── Input records ──
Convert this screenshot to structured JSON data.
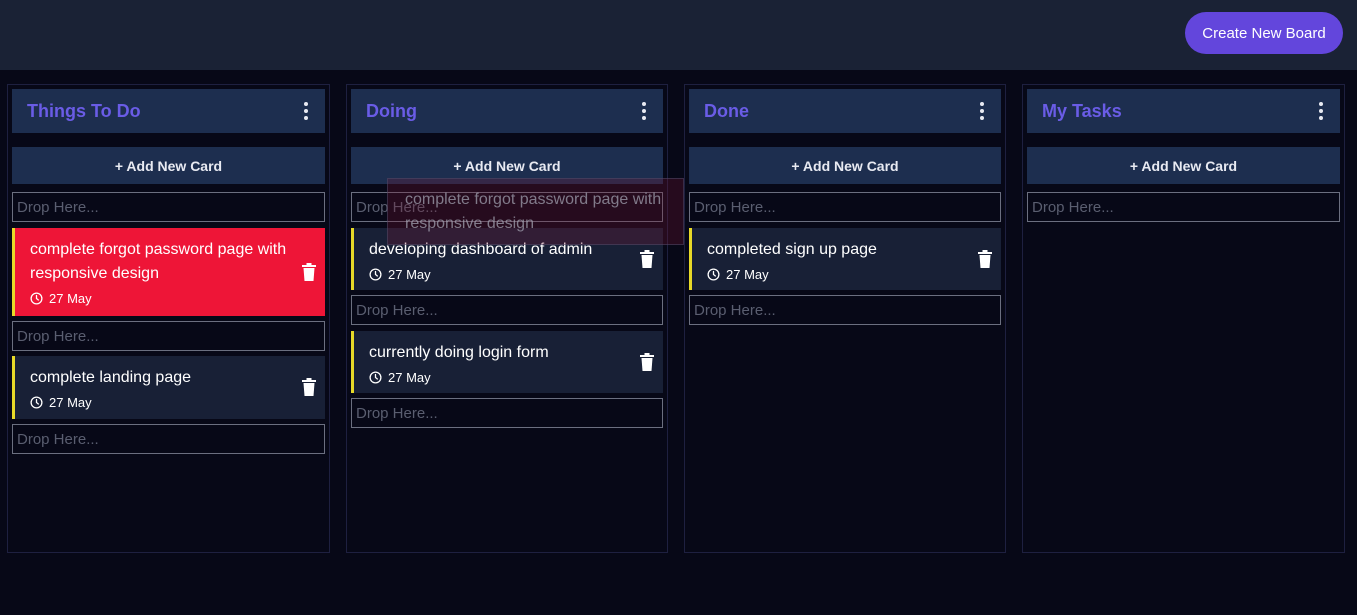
{
  "header": {
    "create_board_label": "Create New Board"
  },
  "columns": [
    {
      "title": "Things To Do",
      "add_label": "+ Add New Card",
      "drop_label": "Drop Here...",
      "cards": [
        {
          "text": "complete forgot password page with responsive design",
          "date": "27 May",
          "highlight": true
        },
        {
          "text": "complete landing page",
          "date": "27 May",
          "highlight": false
        }
      ]
    },
    {
      "title": "Doing",
      "add_label": "+ Add New Card",
      "drop_label": "Drop Here...",
      "cards": [
        {
          "text": "developing dashboard of admin",
          "date": "27 May",
          "highlight": false
        },
        {
          "text": "currently doing login form",
          "date": "27 May",
          "highlight": false
        }
      ]
    },
    {
      "title": "Done",
      "add_label": "+ Add New Card",
      "drop_label": "Drop Here...",
      "cards": [
        {
          "text": "completed sign up page",
          "date": "27 May",
          "highlight": false
        }
      ]
    },
    {
      "title": "My Tasks",
      "add_label": "+ Add New Card",
      "drop_label": "Drop Here...",
      "cards": []
    }
  ],
  "drag_ghost": {
    "text": "complete forgot password page with responsive design"
  },
  "colors": {
    "accent": "#6346dc",
    "column_title": "#6a5ce6",
    "card_highlight": "#ee1537",
    "card_border": "#e7d928"
  },
  "icons": [
    "kebab-menu-icon",
    "clock-icon",
    "trash-icon"
  ]
}
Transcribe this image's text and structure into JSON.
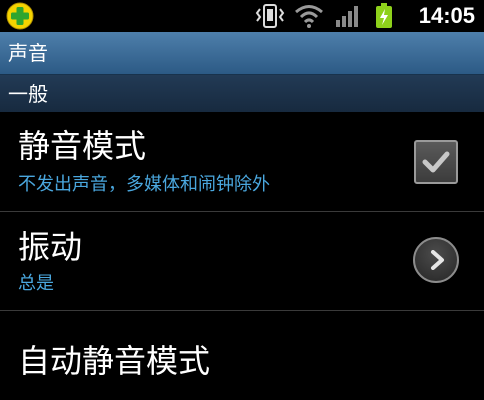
{
  "status_bar": {
    "app_icon": "plus-shield-app-icon",
    "icons": [
      "vibrate-icon",
      "wifi-icon",
      "signal-icon",
      "battery-charging-icon"
    ],
    "time": "14:05"
  },
  "title_bar": {
    "title": "声音"
  },
  "section": {
    "header": "一般"
  },
  "settings": [
    {
      "title": "静音模式",
      "summary": "不发出声音，多媒体和闹钟除外",
      "control": "checkbox",
      "checked": true
    },
    {
      "title": "振动",
      "summary": "总是",
      "control": "chevron-button"
    },
    {
      "title": "自动静音模式"
    }
  ],
  "colors": {
    "accent_text": "#4aa7de",
    "title_bar": "#3a6b98",
    "section_header": "#1d3149",
    "battery": "#8ed11b"
  }
}
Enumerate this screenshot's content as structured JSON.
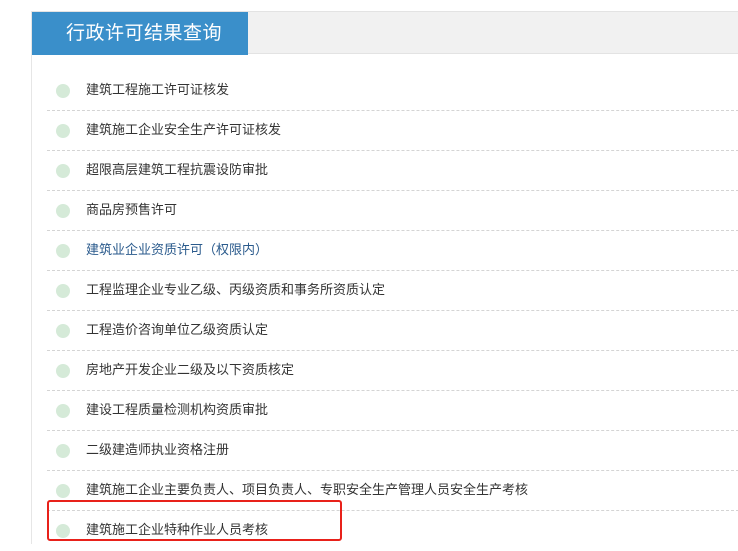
{
  "header": {
    "title": "行政许可结果查询"
  },
  "items": [
    {
      "label": "建筑工程施工许可证核发",
      "link_style": false
    },
    {
      "label": "建筑施工企业安全生产许可证核发",
      "link_style": false
    },
    {
      "label": "超限高层建筑工程抗震设防审批",
      "link_style": false
    },
    {
      "label": "商品房预售许可",
      "link_style": false
    },
    {
      "label": "建筑业企业资质许可（权限内）",
      "link_style": true
    },
    {
      "label": "工程监理企业专业乙级、丙级资质和事务所资质认定",
      "link_style": false
    },
    {
      "label": "工程造价咨询单位乙级资质认定",
      "link_style": false
    },
    {
      "label": "房地产开发企业二级及以下资质核定",
      "link_style": false
    },
    {
      "label": "建设工程质量检测机构资质审批",
      "link_style": false
    },
    {
      "label": "二级建造师执业资格注册",
      "link_style": false
    },
    {
      "label": "建筑施工企业主要负责人、项目负责人、专职安全生产管理人员安全生产考核",
      "link_style": false
    },
    {
      "label": "建筑施工企业特种作业人员考核",
      "link_style": false,
      "highlighted": true
    }
  ],
  "colors": {
    "header_tab": "#3a8fca",
    "header_bar": "#f1f1f1",
    "bullet": "#d5ead8",
    "link_text": "#2a5a8c",
    "text": "#333333",
    "highlight_border": "#e8211a"
  }
}
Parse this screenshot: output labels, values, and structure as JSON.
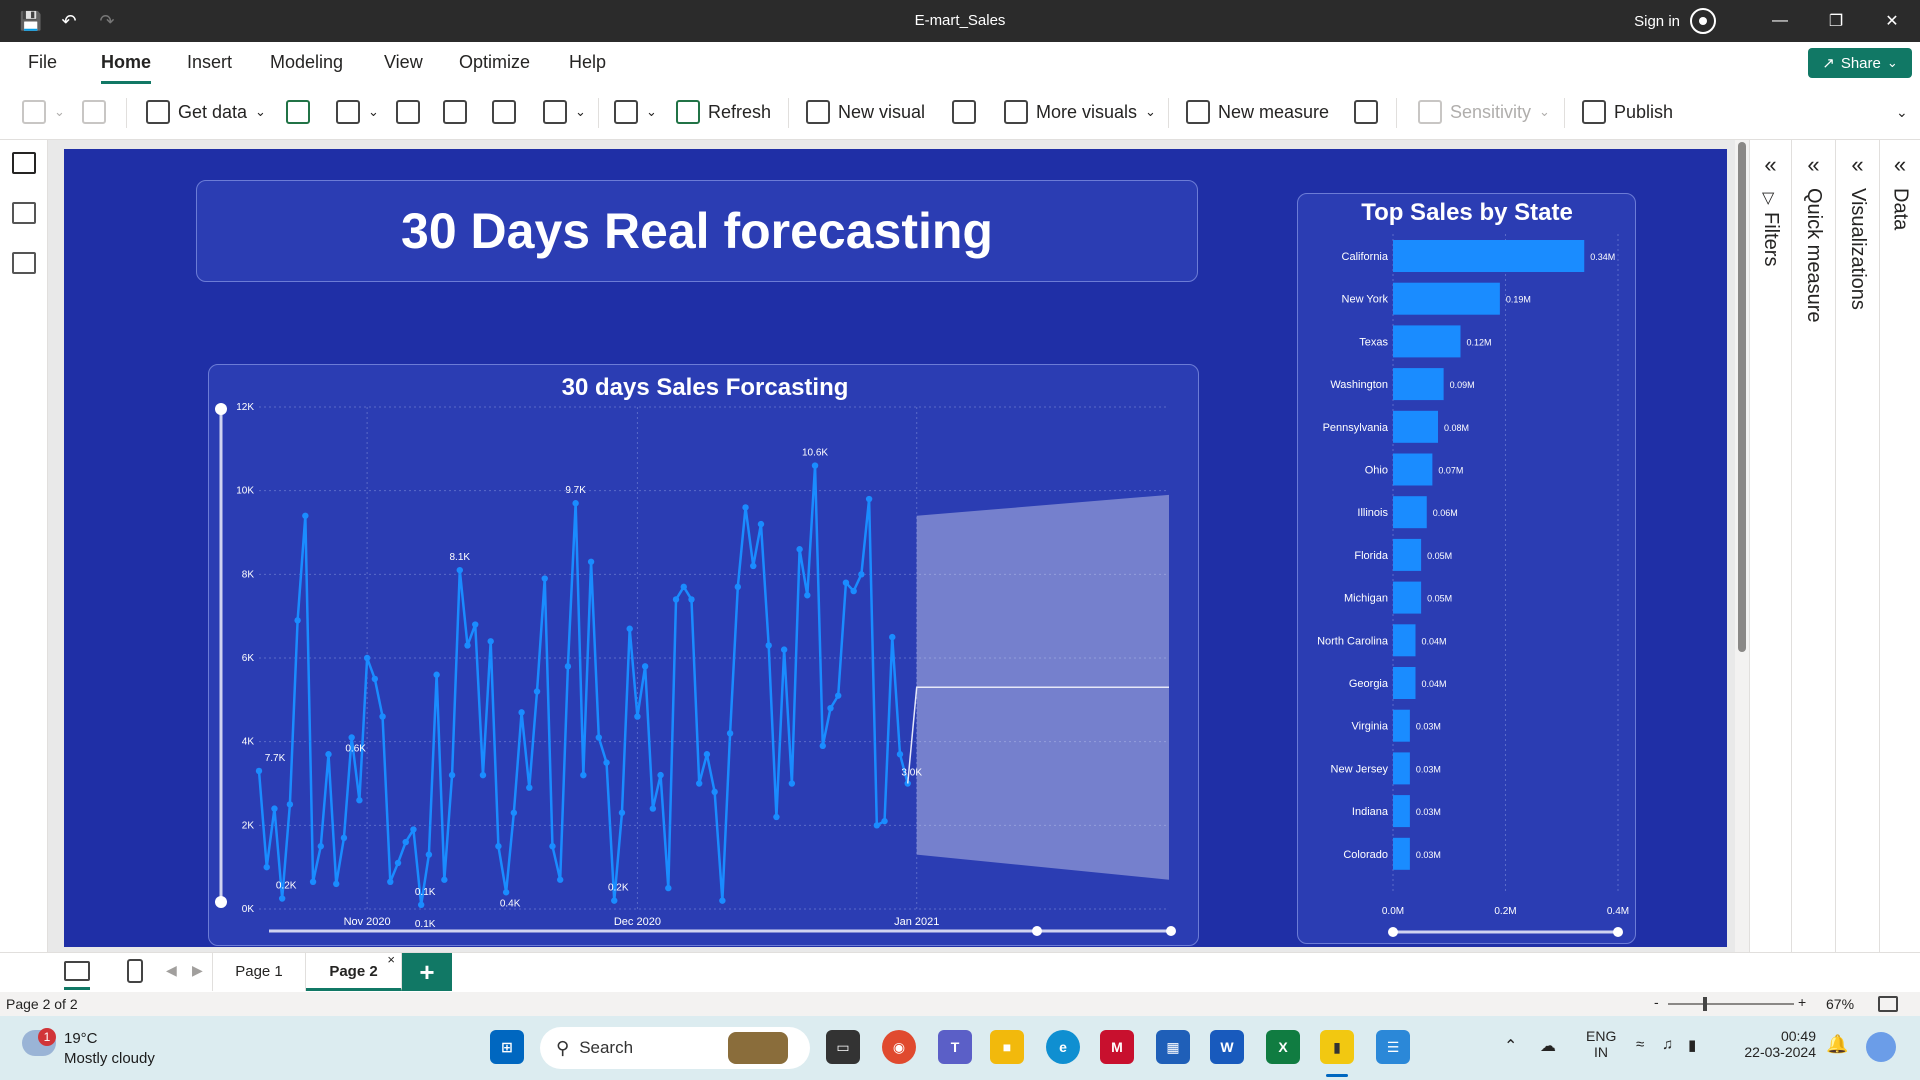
{
  "window": {
    "title": "E-mart_Sales",
    "sign_in": "Sign in"
  },
  "menu": {
    "items": [
      "File",
      "Home",
      "Insert",
      "Modeling",
      "View",
      "Optimize",
      "Help"
    ],
    "active": "Home",
    "share": "Share"
  },
  "ribbon": {
    "get_data": "Get data",
    "refresh": "Refresh",
    "new_visual": "New visual",
    "more_visuals": "More visuals",
    "new_measure": "New measure",
    "sensitivity": "Sensitivity",
    "publish": "Publish"
  },
  "report": {
    "main_title": "30 Days Real forecasting"
  },
  "panes": {
    "filters": "Filters",
    "quick_measure": "Quick measure",
    "visualizations": "Visualizations",
    "data": "Data"
  },
  "pages": {
    "tabs": [
      "Page 1",
      "Page 2"
    ],
    "active": "Page 2",
    "status": "Page 2 of 2",
    "zoom": "67%"
  },
  "taskbar": {
    "weather_temp": "19°C",
    "weather_desc": "Mostly cloudy",
    "weather_badge": "1",
    "search_placeholder": "Search",
    "lang": "ENG",
    "region": "IN",
    "time": "00:49",
    "date": "22-03-2024"
  },
  "chart_data": [
    {
      "type": "line",
      "title": "30 days Sales Forcasting",
      "x_ticks": [
        "Nov 2020",
        "Dec 2020",
        "Jan 2021"
      ],
      "y_ticks": [
        "0K",
        "2K",
        "4K",
        "6K",
        "8K",
        "10K",
        "12K"
      ],
      "ylim": [
        0,
        12000
      ],
      "xlim": [
        "2020-10-20",
        "2021-01-29"
      ],
      "series": [
        {
          "values": [
            3300,
            1000,
            2400,
            250,
            2500,
            6900,
            9400,
            650,
            1500,
            3700,
            600,
            1700,
            4100,
            2600,
            6000,
            5500,
            4600,
            650,
            1100,
            1600,
            1900,
            100,
            1300,
            5600,
            700,
            3200,
            8100,
            6300,
            6800,
            3200,
            6400,
            1500,
            400,
            2300,
            4700,
            2900,
            5200,
            7900,
            1500,
            700,
            5800,
            9700,
            3200,
            8300,
            4100,
            3500,
            200,
            2300,
            6700,
            4600,
            5800,
            2400,
            3200,
            500,
            7400,
            7700,
            7400,
            3000,
            3700,
            2800,
            200,
            4200,
            7700,
            9600,
            8200,
            9200,
            6300,
            2200,
            6200,
            3000,
            8600,
            7500,
            10600,
            3900,
            4800,
            5100,
            7800,
            7600,
            8000,
            9800,
            2000,
            2100,
            6500,
            3700,
            3000
          ]
        }
      ],
      "data_labels": [
        "7.7K",
        "0.1K",
        "0.2K",
        "0.6K",
        "8.1K",
        "0.1K",
        "0.4K",
        "9.7K",
        "0.2K",
        "10.6K",
        "3.0K"
      ],
      "forecast": {
        "start": "2021-01-01",
        "end": "2021-01-29",
        "value": 5300,
        "lower_start": 1300,
        "upper_start": 9400,
        "lower_end": 700,
        "upper_end": 9900
      }
    },
    {
      "type": "bar",
      "orientation": "horizontal",
      "title": "Top Sales by State",
      "categories": [
        "California",
        "New York",
        "Texas",
        "Washington",
        "Pennsylvania",
        "Ohio",
        "Illinois",
        "Florida",
        "Michigan",
        "North Carolina",
        "Georgia",
        "Virginia",
        "New Jersey",
        "Indiana",
        "Colorado"
      ],
      "values": [
        0.34,
        0.19,
        0.12,
        0.09,
        0.08,
        0.07,
        0.06,
        0.05,
        0.05,
        0.04,
        0.04,
        0.03,
        0.03,
        0.03,
        0.03
      ],
      "value_labels": [
        "0.34M",
        "0.19M",
        "0.12M",
        "0.09M",
        "0.08M",
        "0.07M",
        "0.06M",
        "0.05M",
        "0.05M",
        "0.04M",
        "0.04M",
        "0.03M",
        "0.03M",
        "0.03M",
        "0.03M"
      ],
      "x_ticks": [
        "0.0M",
        "0.2M",
        "0.4M"
      ],
      "xlim": [
        0,
        0.4
      ],
      "unit": "M"
    }
  ],
  "colors": {
    "report_bg": "#1f2fa6",
    "card_bg": "#2b3db3",
    "line": "#1a8cff",
    "bar": "#1a8cff",
    "accent": "#117865"
  }
}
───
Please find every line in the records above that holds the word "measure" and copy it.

    "new_measure": "New measure",
    "quick_measure": "Quick measure",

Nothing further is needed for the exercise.